__EXERCISE DESCRIPTION__: Reproduce the entries exactly. Omit none of them.

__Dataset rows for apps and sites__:
※
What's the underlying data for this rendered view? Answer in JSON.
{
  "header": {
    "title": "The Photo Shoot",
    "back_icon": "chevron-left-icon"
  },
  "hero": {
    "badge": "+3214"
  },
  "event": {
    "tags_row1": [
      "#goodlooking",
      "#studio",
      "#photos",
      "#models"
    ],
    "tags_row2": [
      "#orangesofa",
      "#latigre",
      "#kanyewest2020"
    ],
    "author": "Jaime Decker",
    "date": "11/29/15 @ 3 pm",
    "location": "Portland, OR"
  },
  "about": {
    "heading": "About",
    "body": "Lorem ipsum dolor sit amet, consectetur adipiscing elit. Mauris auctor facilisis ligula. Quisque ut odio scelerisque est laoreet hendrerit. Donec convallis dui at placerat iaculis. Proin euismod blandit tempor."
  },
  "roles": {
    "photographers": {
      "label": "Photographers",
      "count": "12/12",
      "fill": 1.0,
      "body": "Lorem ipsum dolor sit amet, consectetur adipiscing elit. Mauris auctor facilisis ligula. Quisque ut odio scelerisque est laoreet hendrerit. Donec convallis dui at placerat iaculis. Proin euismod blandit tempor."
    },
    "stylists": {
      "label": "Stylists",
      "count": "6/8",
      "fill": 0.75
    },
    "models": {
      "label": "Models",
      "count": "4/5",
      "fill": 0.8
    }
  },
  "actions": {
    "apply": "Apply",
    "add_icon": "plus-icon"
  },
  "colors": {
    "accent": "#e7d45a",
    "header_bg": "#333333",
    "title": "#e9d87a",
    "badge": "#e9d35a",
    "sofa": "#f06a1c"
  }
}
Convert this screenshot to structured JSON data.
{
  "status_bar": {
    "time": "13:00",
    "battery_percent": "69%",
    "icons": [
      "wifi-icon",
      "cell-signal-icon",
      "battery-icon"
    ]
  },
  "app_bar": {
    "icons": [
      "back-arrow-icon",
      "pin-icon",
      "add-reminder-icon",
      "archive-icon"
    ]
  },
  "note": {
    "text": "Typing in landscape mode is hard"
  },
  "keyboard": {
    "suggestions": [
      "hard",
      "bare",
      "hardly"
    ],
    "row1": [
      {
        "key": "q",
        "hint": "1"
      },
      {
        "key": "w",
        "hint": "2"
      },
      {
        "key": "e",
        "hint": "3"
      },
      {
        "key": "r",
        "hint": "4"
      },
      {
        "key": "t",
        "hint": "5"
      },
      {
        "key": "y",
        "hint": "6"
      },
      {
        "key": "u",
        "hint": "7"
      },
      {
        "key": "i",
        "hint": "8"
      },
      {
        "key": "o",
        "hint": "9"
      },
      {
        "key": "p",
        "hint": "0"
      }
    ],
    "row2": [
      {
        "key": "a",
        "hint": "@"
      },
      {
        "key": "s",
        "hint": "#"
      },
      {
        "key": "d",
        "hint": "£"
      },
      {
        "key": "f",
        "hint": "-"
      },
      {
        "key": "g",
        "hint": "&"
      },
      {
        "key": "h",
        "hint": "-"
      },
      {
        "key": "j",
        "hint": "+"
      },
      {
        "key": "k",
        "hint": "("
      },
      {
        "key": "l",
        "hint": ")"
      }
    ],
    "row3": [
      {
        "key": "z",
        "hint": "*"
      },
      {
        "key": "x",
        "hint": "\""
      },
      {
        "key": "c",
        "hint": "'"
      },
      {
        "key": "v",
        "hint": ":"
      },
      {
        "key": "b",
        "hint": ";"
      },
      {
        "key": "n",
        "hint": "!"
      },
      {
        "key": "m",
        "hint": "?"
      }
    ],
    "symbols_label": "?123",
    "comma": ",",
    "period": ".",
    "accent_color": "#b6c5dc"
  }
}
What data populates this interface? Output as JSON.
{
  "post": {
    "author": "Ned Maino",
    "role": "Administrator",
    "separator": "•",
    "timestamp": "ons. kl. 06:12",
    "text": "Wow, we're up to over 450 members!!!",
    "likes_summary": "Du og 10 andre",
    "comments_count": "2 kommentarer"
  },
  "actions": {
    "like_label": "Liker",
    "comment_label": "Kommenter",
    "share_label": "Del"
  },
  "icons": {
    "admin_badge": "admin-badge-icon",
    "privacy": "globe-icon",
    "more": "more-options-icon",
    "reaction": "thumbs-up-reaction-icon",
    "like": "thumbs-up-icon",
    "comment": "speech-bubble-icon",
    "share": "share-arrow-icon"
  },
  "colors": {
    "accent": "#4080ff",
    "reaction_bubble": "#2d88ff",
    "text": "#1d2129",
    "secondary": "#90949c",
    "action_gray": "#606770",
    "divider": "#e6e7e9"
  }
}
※
__SOLUTION TO THIS TASK__:
What's the underlying data for this rendered view? Answer in JSON.
{
  "header": {
    "title": "The Photo Shoot",
    "back_icon": "chevron-left-icon"
  },
  "hero": {
    "badge": "+3214"
  },
  "event": {
    "tags_row1": [
      "#goodlooking",
      "#studio",
      "#photos",
      "#models"
    ],
    "tags_row2": [
      "#orangesofa",
      "#latigre",
      "#kanyewest2020"
    ],
    "author": "Jaime Decker",
    "date": "11/29/15 @ 3 pm",
    "location": "Portland, OR"
  },
  "about": {
    "heading": "About",
    "body": "Lorem ipsum dolor sit amet, consectetur adipiscing elit. Mauris auctor facilisis ligula. Quisque ut odio scelerisque est laoreet hendrerit. Donec convallis dui at placerat iaculis. Proin euismod blandit tempor."
  },
  "roles": {
    "photographers": {
      "label": "Photographers",
      "count": "12/12",
      "fill": 1.0,
      "body": "Lorem ipsum dolor sit amet, consectetur adipiscing elit. Mauris auctor facilisis ligula. Quisque ut odio scelerisque est laoreet hendrerit. Donec convallis dui at placerat iaculis. Proin euismod blandit tempor."
    },
    "stylists": {
      "label": "Stylists",
      "count": "6/8",
      "fill": 0.75
    },
    "models": {
      "label": "Models",
      "count": "4/5",
      "fill": 0.8
    }
  },
  "actions": {
    "apply": "Apply",
    "add_icon": "plus-icon"
  },
  "colors": {
    "accent": "#e7d45a",
    "header_bg": "#333333",
    "title": "#e9d87a",
    "badge": "#e9d35a",
    "sofa": "#f06a1c"
  }
}
Convert this screenshot to structured JSON data.
{
  "status_bar": {
    "time": "13:00",
    "battery_percent": "69%",
    "icons": [
      "wifi-icon",
      "cell-signal-icon",
      "battery-icon"
    ]
  },
  "app_bar": {
    "icons": [
      "back-arrow-icon",
      "pin-icon",
      "add-reminder-icon",
      "archive-icon"
    ]
  },
  "note": {
    "text": "Typing in landscape mode is hard"
  },
  "keyboard": {
    "suggestions": [
      "hard",
      "bare",
      "hardly"
    ],
    "row1": [
      {
        "key": "q",
        "hint": "1"
      },
      {
        "key": "w",
        "hint": "2"
      },
      {
        "key": "e",
        "hint": "3"
      },
      {
        "key": "r",
        "hint": "4"
      },
      {
        "key": "t",
        "hint": "5"
      },
      {
        "key": "y",
        "hint": "6"
      },
      {
        "key": "u",
        "hint": "7"
      },
      {
        "key": "i",
        "hint": "8"
      },
      {
        "key": "o",
        "hint": "9"
      },
      {
        "key": "p",
        "hint": "0"
      }
    ],
    "row2": [
      {
        "key": "a",
        "hint": "@"
      },
      {
        "key": "s",
        "hint": "#"
      },
      {
        "key": "d",
        "hint": "£"
      },
      {
        "key": "f",
        "hint": "-"
      },
      {
        "key": "g",
        "hint": "&"
      },
      {
        "key": "h",
        "hint": "-"
      },
      {
        "key": "j",
        "hint": "+"
      },
      {
        "key": "k",
        "hint": "("
      },
      {
        "key": "l",
        "hint": ")"
      }
    ],
    "row3": [
      {
        "key": "z",
        "hint": "*"
      },
      {
        "key": "x",
        "hint": "\""
      },
      {
        "key": "c",
        "hint": "'"
      },
      {
        "key": "v",
        "hint": ":"
      },
      {
        "key": "b",
        "hint": ";"
      },
      {
        "key": "n",
        "hint": "!"
      },
      {
        "key": "m",
        "hint": "?"
      }
    ],
    "symbols_label": "?123",
    "comma": ",",
    "period": ".",
    "accent_color": "#b6c5dc"
  }
}
What data populates this interface? Output as JSON.
{
  "post": {
    "author": "Ned Maino",
    "role": "Administrator",
    "separator": "•",
    "timestamp": "ons. kl. 06:12",
    "text": "Wow, we're up to over 450 members!!!",
    "likes_summary": "Du og 10 andre",
    "comments_count": "2 kommentarer"
  },
  "actions": {
    "like_label": "Liker",
    "comment_label": "Kommenter",
    "share_label": "Del"
  },
  "icons": {
    "admin_badge": "admin-badge-icon",
    "privacy": "globe-icon",
    "more": "more-options-icon",
    "reaction": "thumbs-up-reaction-icon",
    "like": "thumbs-up-icon",
    "comment": "speech-bubble-icon",
    "share": "share-arrow-icon"
  },
  "colors": {
    "accent": "#4080ff",
    "reaction_bubble": "#2d88ff",
    "text": "#1d2129",
    "secondary": "#90949c",
    "action_gray": "#606770",
    "divider": "#e6e7e9"
  }
}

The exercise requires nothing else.